▶ [INSTRUCTIONS FOR THE TASK]: Nothing in the records below may change; print them all exactly.

◇ ◇ ◇ ◇ ◇

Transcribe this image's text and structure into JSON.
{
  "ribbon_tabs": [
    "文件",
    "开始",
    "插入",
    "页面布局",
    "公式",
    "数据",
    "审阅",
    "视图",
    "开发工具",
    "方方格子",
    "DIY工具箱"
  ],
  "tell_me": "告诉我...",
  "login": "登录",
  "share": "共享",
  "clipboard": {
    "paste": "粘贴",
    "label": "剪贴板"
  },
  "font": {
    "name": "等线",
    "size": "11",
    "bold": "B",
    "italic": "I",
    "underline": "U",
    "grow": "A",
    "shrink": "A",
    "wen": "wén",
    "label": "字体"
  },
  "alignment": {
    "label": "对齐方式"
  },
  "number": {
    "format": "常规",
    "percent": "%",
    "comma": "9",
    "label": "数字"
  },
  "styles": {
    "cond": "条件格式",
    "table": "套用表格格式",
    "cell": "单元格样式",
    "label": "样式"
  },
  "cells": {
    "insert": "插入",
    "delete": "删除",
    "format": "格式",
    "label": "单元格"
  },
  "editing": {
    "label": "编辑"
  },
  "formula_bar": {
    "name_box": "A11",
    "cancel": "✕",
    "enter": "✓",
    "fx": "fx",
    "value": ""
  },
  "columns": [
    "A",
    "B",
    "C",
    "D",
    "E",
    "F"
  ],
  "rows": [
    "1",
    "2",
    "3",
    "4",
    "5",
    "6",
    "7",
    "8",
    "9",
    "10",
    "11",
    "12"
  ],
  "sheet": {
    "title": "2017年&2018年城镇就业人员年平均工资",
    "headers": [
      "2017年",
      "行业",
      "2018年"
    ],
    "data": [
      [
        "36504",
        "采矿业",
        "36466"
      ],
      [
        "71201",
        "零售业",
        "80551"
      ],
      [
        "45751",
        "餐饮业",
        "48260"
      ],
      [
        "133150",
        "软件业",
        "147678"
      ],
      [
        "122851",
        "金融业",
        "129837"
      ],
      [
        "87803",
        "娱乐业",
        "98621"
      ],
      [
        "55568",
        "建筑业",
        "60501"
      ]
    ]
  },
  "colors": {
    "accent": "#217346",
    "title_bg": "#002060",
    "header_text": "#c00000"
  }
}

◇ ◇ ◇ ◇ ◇

▶ [OUTPUT FOR THIS EXERCISE]:
Transcribe this image's text and structure into JSON.
{
  "ribbon_tabs": [
    "文件",
    "开始",
    "插入",
    "页面布局",
    "公式",
    "数据",
    "审阅",
    "视图",
    "开发工具",
    "方方格子",
    "DIY工具箱"
  ],
  "tell_me": "告诉我...",
  "login": "登录",
  "share": "共享",
  "clipboard": {
    "paste": "粘贴",
    "label": "剪贴板"
  },
  "font": {
    "name": "等线",
    "size": "11",
    "bold": "B",
    "italic": "I",
    "underline": "U",
    "grow": "A",
    "shrink": "A",
    "wen": "wén",
    "label": "字体"
  },
  "alignment": {
    "label": "对齐方式"
  },
  "number": {
    "format": "常规",
    "percent": "%",
    "comma": "9",
    "label": "数字"
  },
  "styles": {
    "cond": "条件格式",
    "table": "套用表格格式",
    "cell": "单元格样式",
    "label": "样式"
  },
  "cells": {
    "insert": "插入",
    "delete": "删除",
    "format": "格式",
    "label": "单元格"
  },
  "editing": {
    "label": "编辑"
  },
  "formula_bar": {
    "name_box": "A11",
    "cancel": "✕",
    "enter": "✓",
    "fx": "fx",
    "value": ""
  },
  "columns": [
    "A",
    "B",
    "C",
    "D",
    "E",
    "F"
  ],
  "rows": [
    "1",
    "2",
    "3",
    "4",
    "5",
    "6",
    "7",
    "8",
    "9",
    "10",
    "11",
    "12"
  ],
  "sheet": {
    "title": "2017年&2018年城镇就业人员年平均工资",
    "headers": [
      "2017年",
      "行业",
      "2018年"
    ],
    "data": [
      [
        "36504",
        "采矿业",
        "36466"
      ],
      [
        "71201",
        "零售业",
        "80551"
      ],
      [
        "45751",
        "餐饮业",
        "48260"
      ],
      [
        "133150",
        "软件业",
        "147678"
      ],
      [
        "122851",
        "金融业",
        "129837"
      ],
      [
        "87803",
        "娱乐业",
        "98621"
      ],
      [
        "55568",
        "建筑业",
        "60501"
      ]
    ]
  },
  "colors": {
    "accent": "#217346",
    "title_bg": "#002060",
    "header_text": "#c00000"
  }
}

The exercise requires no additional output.